International Makeup of U.S. Health Care Workforce Brings Vitality, Challenges
Foreign-educated and foreign-born health professionals play a vital role in providing patient care in this country, but strategic shifts such as changes in immigration laws may be needed to stabilize the nation’s health workforce, according to a new RAND Corporation study.
The two groups fill important gaps, particularly among primary care physicians, nurses in hospital settings, and other areas with worker shortages, according to findings published in the November issue of Health Affairs.
However, continuing to rely on foreign-educated and foreign-born health workers may reduce incentives for the nation to address problems such as the inadequate supply of primary care physicians. This, in turn, could lead to a less-stable U.S. health care workforce, researchers said.
“There is no cohesive national policy that outlines a strategy for how to incorporate foreign-born and foreign-trained health professionals into the U.S. workforce,” said Peggy G. Chen, MD, MS, MHS, the study’s lead author and an associate natural scientist at RAND, a nonprofit research organization. “Policy changes could increase the stability of the nation’s health care workforce, while also improving the experiences of foreign-born health workers.”
The study outlines the contributions that foreign-educated and foreign-born health professionals make, including:
- Physicians who were educated outside the United States account for about 25 percent of the U.S. physician workforce, with the largest groups being from India, the Philippines, Pakistan, Mexico, and the Dominican Republic.
- Foreign-born registered nurses account for 12 percent to 15 percent of RNs in the United States, with 5.4 percent both foreign born and foreign educated. The largest number of foreign-born and foreign-educated RNs are from the Philippines, followed by Canada, India, the United Kingdom, and Nigeria.

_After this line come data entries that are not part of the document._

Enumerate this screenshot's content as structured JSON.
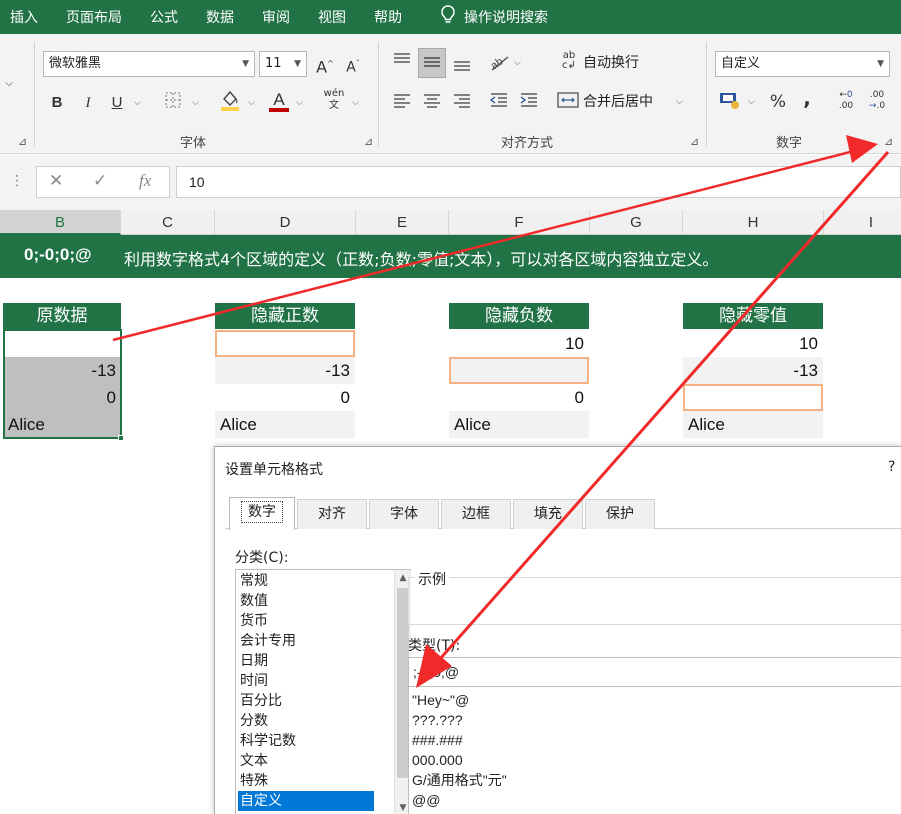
{
  "menu": {
    "items": [
      "插入",
      "页面布局",
      "公式",
      "数据",
      "审阅",
      "视图",
      "帮助"
    ],
    "search": "操作说明搜索"
  },
  "ribbon": {
    "font_name": "微软雅黑",
    "font_size": "11",
    "bold": "B",
    "italic": "I",
    "underline": "U",
    "grow_font": "A",
    "shrink_font": "A",
    "font_color_glyph": "A",
    "phonetic_glyph": "wén",
    "wrap_text": "自动换行",
    "merge_center": "合并后居中",
    "number_format": "自定义",
    "percent": "%",
    "comma": ",",
    "inc_decimal": ".00",
    "dec_decimal": ".0",
    "group_font": "字体",
    "group_alignment": "对齐方式",
    "group_number": "数字",
    "colors": {
      "accent": "#217346",
      "fill_bar": "#ffd24d",
      "font_bar": "#c00000"
    }
  },
  "formula_bar": {
    "cancel": "✕",
    "enter": "✓",
    "fx": "fx",
    "value": "10"
  },
  "columns": [
    "B",
    "C",
    "D",
    "E",
    "F",
    "G",
    "H",
    "I"
  ],
  "banner": {
    "code": "0;-0;0;@",
    "text": "利用数字格式4个区域的定义（正数;负数;零值;文本），可以对各区域内容独立定义。"
  },
  "blocks": [
    {
      "header": "原数据",
      "cells": [
        "",
        "-13",
        "0",
        "Alice"
      ]
    },
    {
      "header": "隐藏正数",
      "cells": [
        "",
        "-13",
        "0",
        "Alice"
      ]
    },
    {
      "header": "隐藏负数",
      "cells": [
        "10",
        "",
        "0",
        "Alice"
      ]
    },
    {
      "header": "隐藏零值",
      "cells": [
        "10",
        "-13",
        "",
        "Alice"
      ]
    }
  ],
  "dialog": {
    "title": "设置单元格格式",
    "help": "?",
    "tabs": [
      "数字",
      "对齐",
      "字体",
      "边框",
      "填充",
      "保护"
    ],
    "category_label": "分类(C):",
    "categories": [
      "常规",
      "数值",
      "货币",
      "会计专用",
      "日期",
      "时间",
      "百分比",
      "分数",
      "科学记数",
      "文本",
      "特殊",
      "自定义"
    ],
    "selected_category": "自定义",
    "sample_label": "示例",
    "type_label": "类型(T):",
    "type_value": ";-0;0;@",
    "formats": [
      "\"Hey~\"@",
      "???.???",
      "###.###",
      "000.000",
      "G/通用格式\"元\"",
      "@@"
    ]
  }
}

- Among direct-care workers, a category that includes nursing aides and home health aides, foreign-born individuals account for 20 percent to 24 percent of the workforce. The largest numbers of foreign-born direct-care workers are from Mexico, the Philippines, Jamaica, Haiti, and the Dominican Republic. It is estimated that 20 percent of direct-care workers are undocumented immigrants.
Despite their significant representation in the workforce, foreign-born and foreign-educated health workers say they often face problems such as unethical recruitment practices, discrimination in the workplace, and difficulties navigating cultural differences. In addition, migration of health workers to the United States may leave lower-income nations with workforce shortages and weaker health systems.